Research Intrest:


Introduction to Molecular Engineering

Molecular materials are currently used in many different applications, from plastics for new building materials to light emitting diodes.

My current research activities include the preparation and characterizations thin films of some interesting organic, inorganic, metallorganic, dyes and biomolecules. Also to explore the organization and molecular mechanism involves in such systems.

In order to fabricate a thin film of the material under investigations are deposited onto solid substrate. This can be accomplished in a variety of ways, however we use mainly spincoating,  Layer-by-Layer (LbL) self assembly, and Langmuir-Blodgett (LB) deposition technique. Although we are particularly interested in the Langmuir-Blodgett technique, which allows organic structures to be assembled sequentially, one molecular monolayer at a time. The resultant film thickness can therefore be precisely controlled. In addition, the orientation of the molecules within the films can be arranged so that the multilayered structure possesses specific functional characteristics.

The aim of these work is to identify structure-property relationships within such thin films and investigate the mechanisms through which certain physical or chemical processes occur.

Langmuir-Blodgett films have long formed the core of our research activity; however, we rarely delve into the area of ideal LB compatible materials in which classically amphiphilic molecules ensure highly ordered molecular arrangement. Instead, we prefer to push the LB technique to new limits, investigating a much broader range of material types. For instance our current work involves investigations of non-amphiphilic molecules, water soluble and biomolecules (DNA, lipid, RNA) into the restricted geometry indicating that our approach to research is based on being diverse rather than too narrow.
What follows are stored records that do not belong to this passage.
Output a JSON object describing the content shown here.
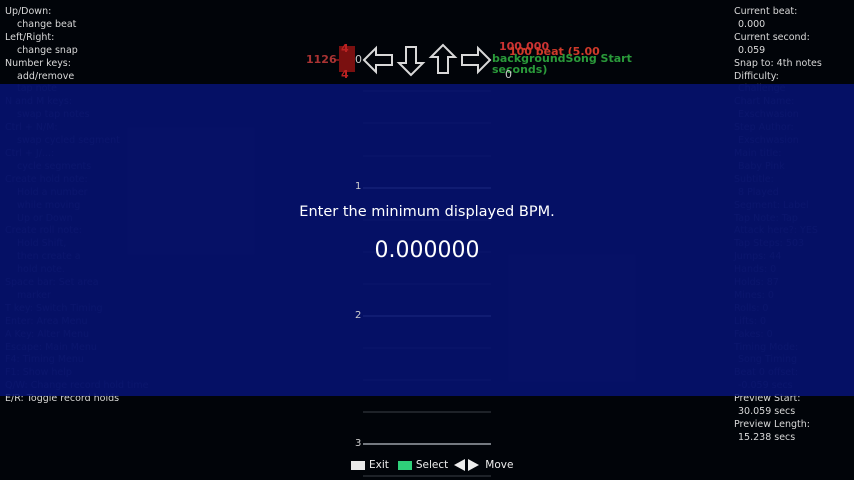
{
  "help_lines": [
    {
      "text": "Up/Down:",
      "indent": false,
      "dim": false
    },
    {
      "text": "change beat",
      "indent": true,
      "dim": false
    },
    {
      "text": "Left/Right:",
      "indent": false,
      "dim": false
    },
    {
      "text": "change snap",
      "indent": true,
      "dim": false
    },
    {
      "text": "Number keys:",
      "indent": false,
      "dim": false
    },
    {
      "text": "add/remove",
      "indent": true,
      "dim": false
    },
    {
      "text": "tap note",
      "indent": true,
      "dim": true
    },
    {
      "text": "N and M keys:",
      "indent": false,
      "dim": true
    },
    {
      "text": "swap tap notes",
      "indent": true,
      "dim": true
    },
    {
      "text": "Ctrl + N/M:",
      "indent": false,
      "dim": true
    },
    {
      "text": "swap cycled segment",
      "indent": true,
      "dim": true
    },
    {
      "text": "Ctrl + J/...:",
      "indent": false,
      "dim": true
    },
    {
      "text": "cycle segments",
      "indent": true,
      "dim": true
    },
    {
      "text": "Create hold note:",
      "indent": false,
      "dim": true
    },
    {
      "text": "Hold a number",
      "indent": true,
      "dim": true
    },
    {
      "text": "while moving",
      "indent": true,
      "dim": true
    },
    {
      "text": "Up or Down",
      "indent": true,
      "dim": true
    },
    {
      "text": "Create roll note:",
      "indent": false,
      "dim": true
    },
    {
      "text": "Hold Shift,",
      "indent": true,
      "dim": true
    },
    {
      "text": "then create a",
      "indent": true,
      "dim": true
    },
    {
      "text": "hold note.",
      "indent": true,
      "dim": true
    },
    {
      "text": "Space bar: Set area",
      "indent": false,
      "dim": true
    },
    {
      "text": "marker",
      "indent": true,
      "dim": true
    },
    {
      "text": "T key: Switch Timing",
      "indent": false,
      "dim": true
    },
    {
      "text": "Enter: Area Menu",
      "indent": false,
      "dim": true
    },
    {
      "text": "A Key: Alter Menu",
      "indent": false,
      "dim": true
    },
    {
      "text": "Escape: Main Menu",
      "indent": false,
      "dim": true
    },
    {
      "text": "F4: Timing Menu",
      "indent": false,
      "dim": true
    },
    {
      "text": "F1: Show help",
      "indent": false,
      "dim": true
    },
    {
      "text": "Q/W: Change record hold time",
      "indent": false,
      "dim": true
    },
    {
      "text": "E/R: Toggle record holds",
      "indent": false,
      "dim": false
    }
  ],
  "info_lines": [
    {
      "text": "Current beat:",
      "indent": false,
      "dim": false
    },
    {
      "text": "0.000",
      "indent": true,
      "dim": false
    },
    {
      "text": "Current second:",
      "indent": false,
      "dim": false
    },
    {
      "text": "0.059",
      "indent": true,
      "dim": false
    },
    {
      "text": "Snap to: 4th notes",
      "indent": false,
      "dim": false
    },
    {
      "text": "Difficulty:",
      "indent": false,
      "dim": false
    },
    {
      "text": "Challenge",
      "indent": true,
      "dim": true
    },
    {
      "text": "Chart Name:",
      "indent": false,
      "dim": true
    },
    {
      "text": "Exschwasion",
      "indent": true,
      "dim": true
    },
    {
      "text": "Step Author:",
      "indent": false,
      "dim": true
    },
    {
      "text": "Exschwasion",
      "indent": true,
      "dim": true
    },
    {
      "text": "Main title:",
      "indent": false,
      "dim": true
    },
    {
      "text": "Baby Pink",
      "indent": true,
      "dim": true
    },
    {
      "text": "Subtitle:",
      "indent": false,
      "dim": true
    },
    {
      "text": "8 Played",
      "indent": true,
      "dim": true
    },
    {
      "text": "Segment: Label",
      "indent": false,
      "dim": true
    },
    {
      "text": "Tap Note: Tap",
      "indent": false,
      "dim": true
    },
    {
      "text": "Attack here?: YES",
      "indent": false,
      "dim": true
    },
    {
      "text": "Tap Steps: 503",
      "indent": false,
      "dim": true
    },
    {
      "text": "Jumps: 44",
      "indent": false,
      "dim": true
    },
    {
      "text": "Hands: 0",
      "indent": false,
      "dim": true
    },
    {
      "text": "Holds: 87",
      "indent": false,
      "dim": true
    },
    {
      "text": "Mines: 0",
      "indent": false,
      "dim": true
    },
    {
      "text": "Rolls: 0",
      "indent": false,
      "dim": true
    },
    {
      "text": "Lifts: 0",
      "indent": false,
      "dim": true
    },
    {
      "text": "Fakes: 0",
      "indent": false,
      "dim": true
    },
    {
      "text": "Timing Mode:",
      "indent": false,
      "dim": true
    },
    {
      "text": "Song Timing",
      "indent": true,
      "dim": true
    },
    {
      "text": "Beat 0 offset:",
      "indent": false,
      "dim": true
    },
    {
      "text": "-0.059 secs",
      "indent": true,
      "dim": true
    },
    {
      "text": "Preview Start:",
      "indent": false,
      "dim": false
    },
    {
      "text": "30.059 secs",
      "indent": true,
      "dim": false
    },
    {
      "text": "Preview Length:",
      "indent": false,
      "dim": false
    },
    {
      "text": "15.238 secs",
      "indent": true,
      "dim": false
    }
  ],
  "receptor_arrows": [
    "left",
    "down",
    "up",
    "right"
  ],
  "receptor_icons": [
    "left-arrow-icon",
    "down-arrow-icon",
    "up-arrow-icon",
    "right-arrow-icon"
  ],
  "beat_labels": [
    "1",
    "2",
    "3"
  ],
  "snap_indicator": {
    "top": "4",
    "bottom": "4"
  },
  "row_number": "1126",
  "beat_zero": "0",
  "right_zero": "0",
  "segments": {
    "bpm": "100.000",
    "bpm_secondary": "100 beat (5.00",
    "stop": "backgroundSong Start seconds)",
    "song_start": "Song Start"
  },
  "dialog": {
    "prompt": "Enter the minimum displayed BPM.",
    "value": "0.000000"
  },
  "footer": {
    "exit_label": "Exit",
    "select_label": "Select",
    "move_label": "Move"
  },
  "colors": {
    "overlay": "#061270",
    "bpm_red": "#cc3333",
    "stop_green": "#2a9a3a",
    "select_key": "#2fd07a"
  }
}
Click for Detail Film Deposition Techniques 


1. Langmuir-Blodgett (LB) Films:

AFM Picture of Langmuir-Blodgett (LB) Film

LB Film deposition                                              pi-A isotherm

Langmuir and Langmuir-Blodgett Films: What and How?


2. Layer-by-Layer (LbL) Self assembled Films:

 3. Spin Coated Films:

 4. Material of interest:

           Organic, metallorganic, dyes, biomolecules (DNA, RNA, Lipid etc), clays, water soluble materials, amphiphilic and non-amphiphilic molecules.

 5. Characterization Techniques:

      UV-Vis absorption and Steady state Fluorescence Spectroscopy, FTIR Spectroscopy.

          AFM, SEM, XRD etc.